SUPPLIED MATERIAL:
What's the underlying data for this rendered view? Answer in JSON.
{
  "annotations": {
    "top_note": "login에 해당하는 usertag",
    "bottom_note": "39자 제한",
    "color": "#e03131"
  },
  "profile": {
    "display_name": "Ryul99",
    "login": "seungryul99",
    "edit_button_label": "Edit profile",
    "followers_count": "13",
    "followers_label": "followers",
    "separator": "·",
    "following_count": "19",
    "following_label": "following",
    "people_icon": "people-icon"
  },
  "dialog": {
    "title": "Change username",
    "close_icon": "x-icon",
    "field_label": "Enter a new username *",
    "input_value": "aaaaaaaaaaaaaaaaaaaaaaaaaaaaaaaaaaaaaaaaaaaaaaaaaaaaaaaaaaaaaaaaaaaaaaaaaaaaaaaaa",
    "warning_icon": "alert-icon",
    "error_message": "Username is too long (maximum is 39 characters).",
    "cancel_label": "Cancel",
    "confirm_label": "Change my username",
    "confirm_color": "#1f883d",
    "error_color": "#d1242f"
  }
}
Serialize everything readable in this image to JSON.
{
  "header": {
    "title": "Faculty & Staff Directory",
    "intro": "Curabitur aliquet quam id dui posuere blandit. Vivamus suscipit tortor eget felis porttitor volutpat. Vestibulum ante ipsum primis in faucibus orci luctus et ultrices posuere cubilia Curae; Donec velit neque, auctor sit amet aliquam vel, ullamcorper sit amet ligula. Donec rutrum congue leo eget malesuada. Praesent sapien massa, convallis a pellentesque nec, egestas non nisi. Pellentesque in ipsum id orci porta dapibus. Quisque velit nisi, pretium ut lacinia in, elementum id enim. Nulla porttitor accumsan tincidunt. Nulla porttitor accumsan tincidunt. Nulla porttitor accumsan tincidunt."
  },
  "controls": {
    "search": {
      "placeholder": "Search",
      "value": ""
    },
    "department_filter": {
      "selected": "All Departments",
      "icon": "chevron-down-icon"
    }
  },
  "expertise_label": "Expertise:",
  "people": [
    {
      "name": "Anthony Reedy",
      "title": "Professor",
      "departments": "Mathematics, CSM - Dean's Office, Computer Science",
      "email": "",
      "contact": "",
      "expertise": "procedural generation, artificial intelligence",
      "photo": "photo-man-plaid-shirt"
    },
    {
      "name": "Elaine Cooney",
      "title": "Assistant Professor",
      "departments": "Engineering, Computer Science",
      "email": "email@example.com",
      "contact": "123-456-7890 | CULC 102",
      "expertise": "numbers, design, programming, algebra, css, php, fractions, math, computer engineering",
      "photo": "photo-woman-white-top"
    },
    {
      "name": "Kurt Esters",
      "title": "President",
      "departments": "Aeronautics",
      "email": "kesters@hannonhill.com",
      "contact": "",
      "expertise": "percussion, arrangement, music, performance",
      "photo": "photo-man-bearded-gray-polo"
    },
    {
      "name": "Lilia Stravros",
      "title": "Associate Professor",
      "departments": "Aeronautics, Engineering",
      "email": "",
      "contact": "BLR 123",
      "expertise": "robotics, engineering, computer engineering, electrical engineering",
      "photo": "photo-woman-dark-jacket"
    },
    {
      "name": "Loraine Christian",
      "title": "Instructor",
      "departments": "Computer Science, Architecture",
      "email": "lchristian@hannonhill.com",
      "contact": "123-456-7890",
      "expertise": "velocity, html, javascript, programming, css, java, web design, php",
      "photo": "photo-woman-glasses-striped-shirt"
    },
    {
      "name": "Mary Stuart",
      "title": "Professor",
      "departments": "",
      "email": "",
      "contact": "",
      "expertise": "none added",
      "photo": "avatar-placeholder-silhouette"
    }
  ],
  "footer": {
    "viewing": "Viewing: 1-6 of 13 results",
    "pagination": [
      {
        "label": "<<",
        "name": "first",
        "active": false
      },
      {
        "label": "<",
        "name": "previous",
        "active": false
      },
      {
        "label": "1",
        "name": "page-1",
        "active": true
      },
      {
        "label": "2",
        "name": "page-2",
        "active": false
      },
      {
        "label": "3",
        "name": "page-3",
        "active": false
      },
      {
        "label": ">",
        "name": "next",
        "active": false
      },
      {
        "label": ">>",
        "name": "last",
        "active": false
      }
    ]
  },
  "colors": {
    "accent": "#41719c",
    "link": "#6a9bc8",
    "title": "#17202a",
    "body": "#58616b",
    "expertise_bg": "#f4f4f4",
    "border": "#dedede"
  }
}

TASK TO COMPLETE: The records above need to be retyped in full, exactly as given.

TASK RESULT:
What's the underlying data for this rendered view? Answer in JSON.
{
  "annotations": {
    "top_note": "login에 해당하는 usertag",
    "bottom_note": "39자 제한",
    "color": "#e03131"
  },
  "profile": {
    "display_name": "Ryul99",
    "login": "seungryul99",
    "edit_button_label": "Edit profile",
    "followers_count": "13",
    "followers_label": "followers",
    "separator": "·",
    "following_count": "19",
    "following_label": "following",
    "people_icon": "people-icon"
  },
  "dialog": {
    "title": "Change username",
    "close_icon": "x-icon",
    "field_label": "Enter a new username *",
    "input_value": "aaaaaaaaaaaaaaaaaaaaaaaaaaaaaaaaaaaaaaaaaaaaaaaaaaaaaaaaaaaaaaaaaaaaaaaaaaaaaaaaa",
    "warning_icon": "alert-icon",
    "error_message": "Username is too long (maximum is 39 characters).",
    "cancel_label": "Cancel",
    "confirm_label": "Change my username",
    "confirm_color": "#1f883d",
    "error_color": "#d1242f"
  }
}
Serialize everything readable in this image to JSON.
{
  "header": {
    "title": "Faculty & Staff Directory",
    "intro": "Curabitur aliquet quam id dui posuere blandit. Vivamus suscipit tortor eget felis porttitor volutpat. Vestibulum ante ipsum primis in faucibus orci luctus et ultrices posuere cubilia Curae; Donec velit neque, auctor sit amet aliquam vel, ullamcorper sit amet ligula. Donec rutrum congue leo eget malesuada. Praesent sapien massa, convallis a pellentesque nec, egestas non nisi. Pellentesque in ipsum id orci porta dapibus. Quisque velit nisi, pretium ut lacinia in, elementum id enim. Nulla porttitor accumsan tincidunt. Nulla porttitor accumsan tincidunt. Nulla porttitor accumsan tincidunt."
  },
  "controls": {
    "search": {
      "placeholder": "Search",
      "value": ""
    },
    "department_filter": {
      "selected": "All Departments",
      "icon": "chevron-down-icon"
    }
  },
  "expertise_label": "Expertise:",
  "people": [
    {
      "name": "Anthony Reedy",
      "title": "Professor",
      "departments": "Mathematics, CSM - Dean's Office, Computer Science",
      "email": "",
      "contact": "",
      "expertise": "procedural generation, artificial intelligence",
      "photo": "photo-man-plaid-shirt"
    },
    {
      "name": "Elaine Cooney",
      "title": "Assistant Professor",
      "departments": "Engineering, Computer Science",
      "email": "email@example.com",
      "contact": "123-456-7890 | CULC 102",
      "expertise": "numbers, design, programming, algebra, css, php, fractions, math, computer engineering",
      "photo": "photo-woman-white-top"
    },
    {
      "name": "Kurt Esters",
      "title": "President",
      "departments": "Aeronautics",
      "email": "kesters@hannonhill.com",
      "contact": "",
      "expertise": "percussion, arrangement, music, performance",
      "photo": "photo-man-bearded-gray-polo"
    },
    {
      "name": "Lilia Stravros",
      "title": "Associate Professor",
      "departments": "Aeronautics, Engineering",
      "email": "",
      "contact": "BLR 123",
      "expertise": "robotics, engineering, computer engineering, electrical engineering",
      "photo": "photo-woman-dark-jacket"
    },
    {
      "name": "Loraine Christian",
      "title": "Instructor",
      "departments": "Computer Science, Architecture",
      "email": "lchristian@hannonhill.com",
      "contact": "123-456-7890",
      "expertise": "velocity, html, javascript, programming, css, java, web design, php",
      "photo": "photo-woman-glasses-striped-shirt"
    },
    {
      "name": "Mary Stuart",
      "title": "Professor",
      "departments": "",
      "email": "",
      "contact": "",
      "expertise": "none added",
      "photo": "avatar-placeholder-silhouette"
    }
  ],
  "footer": {
    "viewing": "Viewing: 1-6 of 13 results",
    "pagination": [
      {
        "label": "<<",
        "name": "first",
        "active": false
      },
      {
        "label": "<",
        "name": "previous",
        "active": false
      },
      {
        "label": "1",
        "name": "page-1",
        "active": true
      },
      {
        "label": "2",
        "name": "page-2",
        "active": false
      },
      {
        "label": "3",
        "name": "page-3",
        "active": false
      },
      {
        "label": ">",
        "name": "next",
        "active": false
      },
      {
        "label": ">>",
        "name": "last",
        "active": false
      }
    ]
  },
  "colors": {
    "accent": "#41719c",
    "link": "#6a9bc8",
    "title": "#17202a",
    "body": "#58616b",
    "expertise_bg": "#f4f4f4",
    "border": "#dedede"
  }
}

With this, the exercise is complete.